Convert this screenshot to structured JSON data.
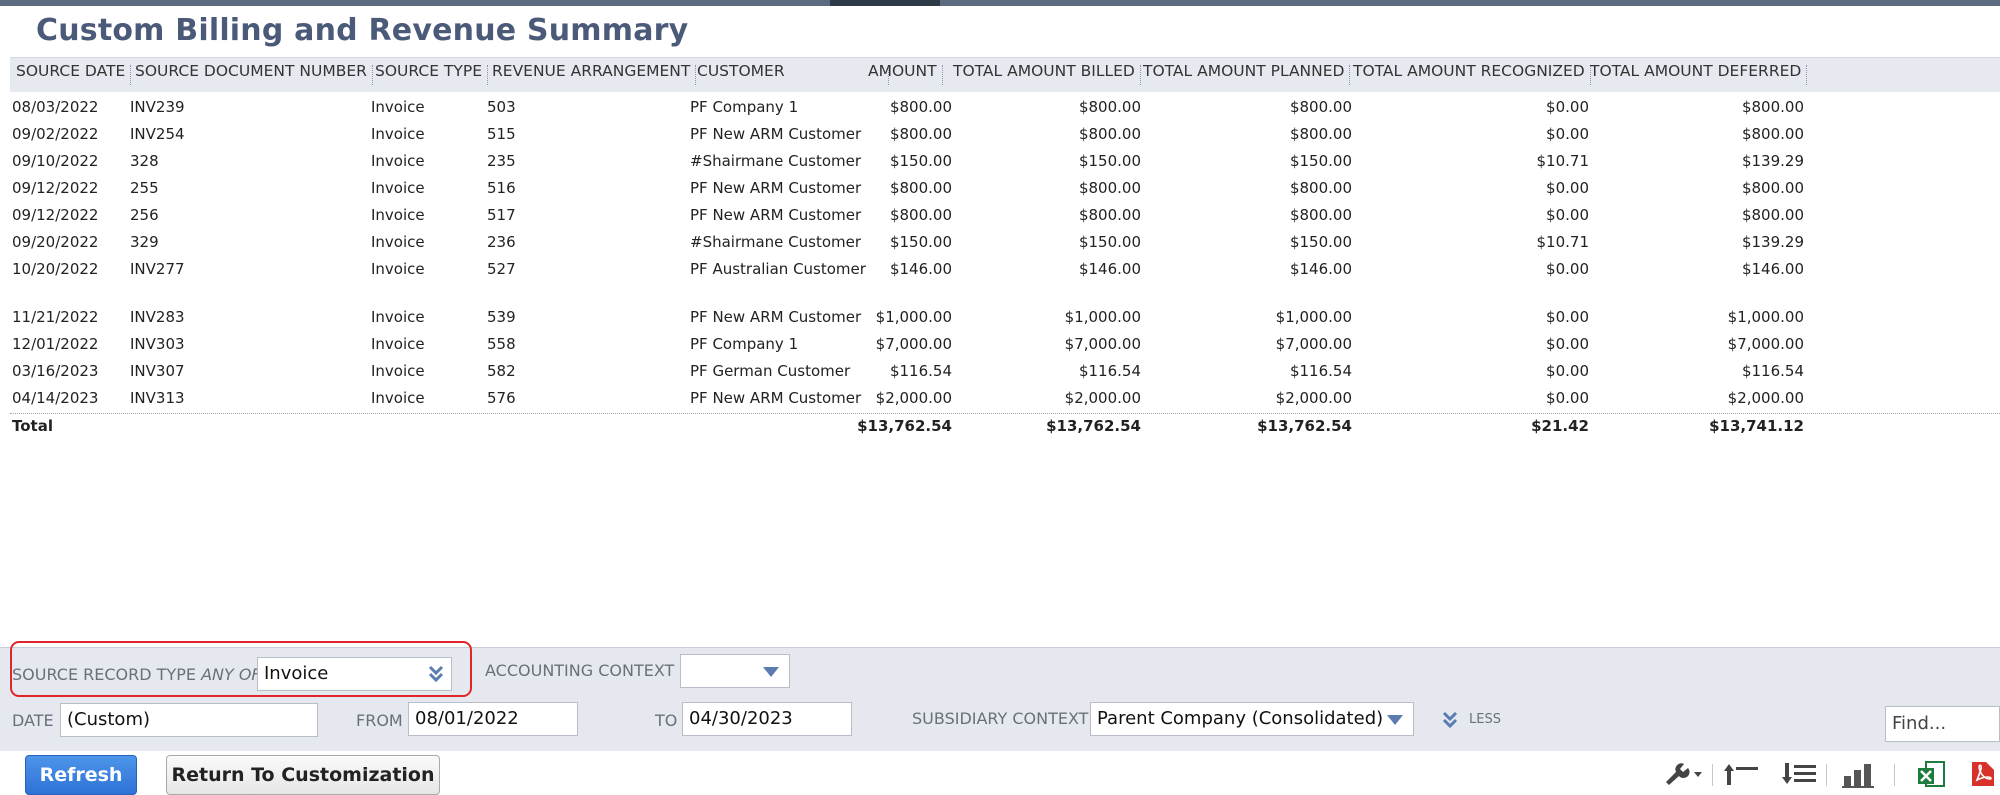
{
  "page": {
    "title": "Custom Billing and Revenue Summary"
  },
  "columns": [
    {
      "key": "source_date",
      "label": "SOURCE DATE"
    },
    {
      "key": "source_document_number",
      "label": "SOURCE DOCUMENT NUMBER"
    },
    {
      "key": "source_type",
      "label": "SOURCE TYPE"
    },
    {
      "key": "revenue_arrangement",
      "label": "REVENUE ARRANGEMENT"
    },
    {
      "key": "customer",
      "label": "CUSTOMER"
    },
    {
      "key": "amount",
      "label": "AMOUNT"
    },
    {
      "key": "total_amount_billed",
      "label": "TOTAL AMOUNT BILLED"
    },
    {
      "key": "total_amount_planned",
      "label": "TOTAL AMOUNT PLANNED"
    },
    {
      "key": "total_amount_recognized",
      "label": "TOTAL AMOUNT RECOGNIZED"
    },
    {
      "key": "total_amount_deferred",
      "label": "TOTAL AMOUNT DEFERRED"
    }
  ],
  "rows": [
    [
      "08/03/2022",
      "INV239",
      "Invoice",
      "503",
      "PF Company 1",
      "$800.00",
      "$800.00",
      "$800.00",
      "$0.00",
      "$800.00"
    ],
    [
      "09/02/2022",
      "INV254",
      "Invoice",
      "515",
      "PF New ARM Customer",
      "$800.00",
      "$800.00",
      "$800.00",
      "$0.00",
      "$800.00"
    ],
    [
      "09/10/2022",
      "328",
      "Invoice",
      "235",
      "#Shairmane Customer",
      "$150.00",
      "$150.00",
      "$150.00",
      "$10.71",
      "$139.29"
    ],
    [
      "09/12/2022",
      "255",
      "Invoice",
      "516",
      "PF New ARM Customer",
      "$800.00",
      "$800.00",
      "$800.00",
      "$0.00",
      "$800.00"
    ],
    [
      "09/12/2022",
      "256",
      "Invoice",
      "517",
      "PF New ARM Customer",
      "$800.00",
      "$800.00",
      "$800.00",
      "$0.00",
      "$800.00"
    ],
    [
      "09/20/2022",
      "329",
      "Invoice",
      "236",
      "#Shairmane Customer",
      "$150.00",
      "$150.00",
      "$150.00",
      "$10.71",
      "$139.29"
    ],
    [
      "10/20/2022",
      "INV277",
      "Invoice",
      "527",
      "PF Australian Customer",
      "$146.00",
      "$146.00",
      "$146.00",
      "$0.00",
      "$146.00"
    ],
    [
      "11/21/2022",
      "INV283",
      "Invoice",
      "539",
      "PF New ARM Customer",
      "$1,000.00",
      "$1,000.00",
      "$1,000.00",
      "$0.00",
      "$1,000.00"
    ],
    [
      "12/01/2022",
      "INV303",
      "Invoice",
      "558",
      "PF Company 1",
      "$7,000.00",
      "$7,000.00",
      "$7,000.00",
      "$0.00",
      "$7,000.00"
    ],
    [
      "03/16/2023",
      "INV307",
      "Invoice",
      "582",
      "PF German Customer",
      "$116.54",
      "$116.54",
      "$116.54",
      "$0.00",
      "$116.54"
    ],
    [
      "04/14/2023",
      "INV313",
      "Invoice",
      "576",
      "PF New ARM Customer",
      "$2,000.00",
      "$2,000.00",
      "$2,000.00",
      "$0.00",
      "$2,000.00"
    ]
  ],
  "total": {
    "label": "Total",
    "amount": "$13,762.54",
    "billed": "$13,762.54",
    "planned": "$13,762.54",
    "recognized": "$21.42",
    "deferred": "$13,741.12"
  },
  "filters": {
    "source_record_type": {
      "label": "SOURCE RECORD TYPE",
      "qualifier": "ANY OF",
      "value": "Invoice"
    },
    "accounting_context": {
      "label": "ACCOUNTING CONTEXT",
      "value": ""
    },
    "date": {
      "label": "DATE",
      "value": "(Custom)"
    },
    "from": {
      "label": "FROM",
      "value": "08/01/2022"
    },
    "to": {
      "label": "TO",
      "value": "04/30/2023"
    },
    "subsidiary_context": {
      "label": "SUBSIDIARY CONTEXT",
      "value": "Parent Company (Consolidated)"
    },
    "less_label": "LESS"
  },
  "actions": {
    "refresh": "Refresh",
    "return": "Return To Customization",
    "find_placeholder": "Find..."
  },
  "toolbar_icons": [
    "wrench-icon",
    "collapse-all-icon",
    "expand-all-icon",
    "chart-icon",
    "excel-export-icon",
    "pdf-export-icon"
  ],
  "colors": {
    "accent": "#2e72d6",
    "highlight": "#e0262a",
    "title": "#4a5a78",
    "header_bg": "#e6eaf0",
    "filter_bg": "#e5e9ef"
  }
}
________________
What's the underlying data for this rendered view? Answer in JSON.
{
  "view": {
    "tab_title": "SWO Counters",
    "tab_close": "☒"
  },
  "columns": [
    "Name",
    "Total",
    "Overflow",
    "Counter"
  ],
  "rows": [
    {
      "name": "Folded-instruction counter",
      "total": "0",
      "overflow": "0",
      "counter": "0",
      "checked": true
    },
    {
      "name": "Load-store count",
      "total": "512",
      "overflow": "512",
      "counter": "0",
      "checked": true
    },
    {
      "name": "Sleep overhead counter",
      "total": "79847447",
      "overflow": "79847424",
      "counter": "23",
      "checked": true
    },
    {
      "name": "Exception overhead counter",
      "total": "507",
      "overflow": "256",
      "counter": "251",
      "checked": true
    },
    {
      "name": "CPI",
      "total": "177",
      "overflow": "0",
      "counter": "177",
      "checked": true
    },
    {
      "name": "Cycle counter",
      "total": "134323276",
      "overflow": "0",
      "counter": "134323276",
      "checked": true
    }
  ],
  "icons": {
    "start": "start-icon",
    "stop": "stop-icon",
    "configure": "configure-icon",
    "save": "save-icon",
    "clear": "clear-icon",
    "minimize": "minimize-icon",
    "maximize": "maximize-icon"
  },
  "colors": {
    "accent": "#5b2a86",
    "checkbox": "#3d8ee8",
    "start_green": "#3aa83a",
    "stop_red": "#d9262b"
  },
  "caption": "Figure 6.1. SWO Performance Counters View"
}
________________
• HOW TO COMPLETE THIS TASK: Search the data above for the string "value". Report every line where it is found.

• ANSWER FOR THE TASK:
      "value": "Invoice"
      "value": ""
      "value": "(Custom)"
      "value": "08/01/2022"
      "value": "04/30/2023"
      "value": "Parent Company (Consolidated)"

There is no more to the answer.